- _What needs to be done_:
Give back every record word for word, but keep the pictures out.

═══

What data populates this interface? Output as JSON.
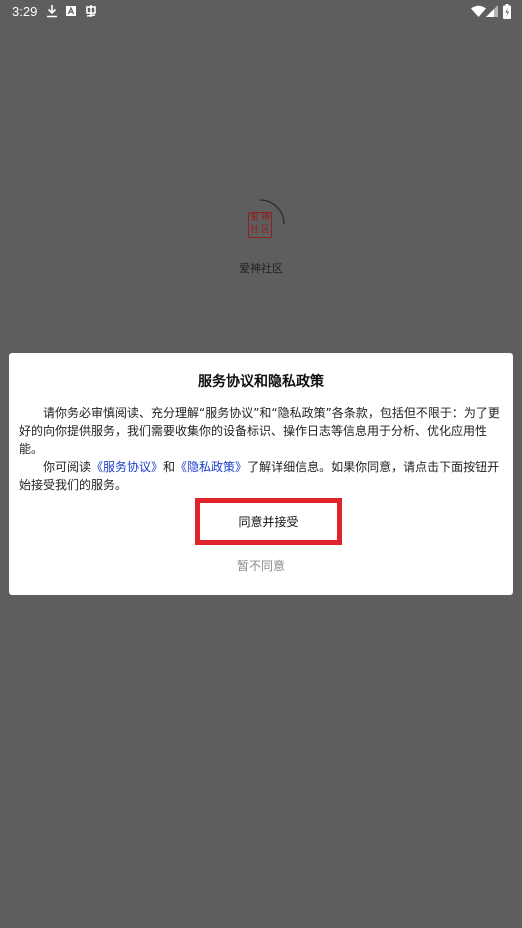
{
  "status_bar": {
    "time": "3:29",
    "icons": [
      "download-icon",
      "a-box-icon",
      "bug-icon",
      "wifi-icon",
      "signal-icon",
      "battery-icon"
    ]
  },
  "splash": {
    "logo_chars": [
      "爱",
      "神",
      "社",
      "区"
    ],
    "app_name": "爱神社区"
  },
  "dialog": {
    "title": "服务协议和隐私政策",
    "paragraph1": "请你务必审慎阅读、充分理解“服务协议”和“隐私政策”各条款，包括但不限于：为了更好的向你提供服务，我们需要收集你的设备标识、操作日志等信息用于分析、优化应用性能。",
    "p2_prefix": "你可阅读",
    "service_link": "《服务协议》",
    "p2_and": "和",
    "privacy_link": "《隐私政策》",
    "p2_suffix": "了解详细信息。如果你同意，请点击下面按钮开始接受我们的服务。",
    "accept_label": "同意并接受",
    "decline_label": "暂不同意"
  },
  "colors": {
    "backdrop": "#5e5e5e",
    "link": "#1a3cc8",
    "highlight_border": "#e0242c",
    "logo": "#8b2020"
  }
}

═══

- _Exercise answer_:
What data populates this interface? Output as JSON.
{
  "status_bar": {
    "time": "3:29",
    "icons": [
      "download-icon",
      "a-box-icon",
      "bug-icon",
      "wifi-icon",
      "signal-icon",
      "battery-icon"
    ]
  },
  "splash": {
    "logo_chars": [
      "爱",
      "神",
      "社",
      "区"
    ],
    "app_name": "爱神社区"
  },
  "dialog": {
    "title": "服务协议和隐私政策",
    "paragraph1": "请你务必审慎阅读、充分理解“服务协议”和“隐私政策”各条款，包括但不限于：为了更好的向你提供服务，我们需要收集你的设备标识、操作日志等信息用于分析、优化应用性能。",
    "p2_prefix": "你可阅读",
    "service_link": "《服务协议》",
    "p2_and": "和",
    "privacy_link": "《隐私政策》",
    "p2_suffix": "了解详细信息。如果你同意，请点击下面按钮开始接受我们的服务。",
    "accept_label": "同意并接受",
    "decline_label": "暂不同意"
  },
  "colors": {
    "backdrop": "#5e5e5e",
    "link": "#1a3cc8",
    "highlight_border": "#e0242c",
    "logo": "#8b2020"
  }
}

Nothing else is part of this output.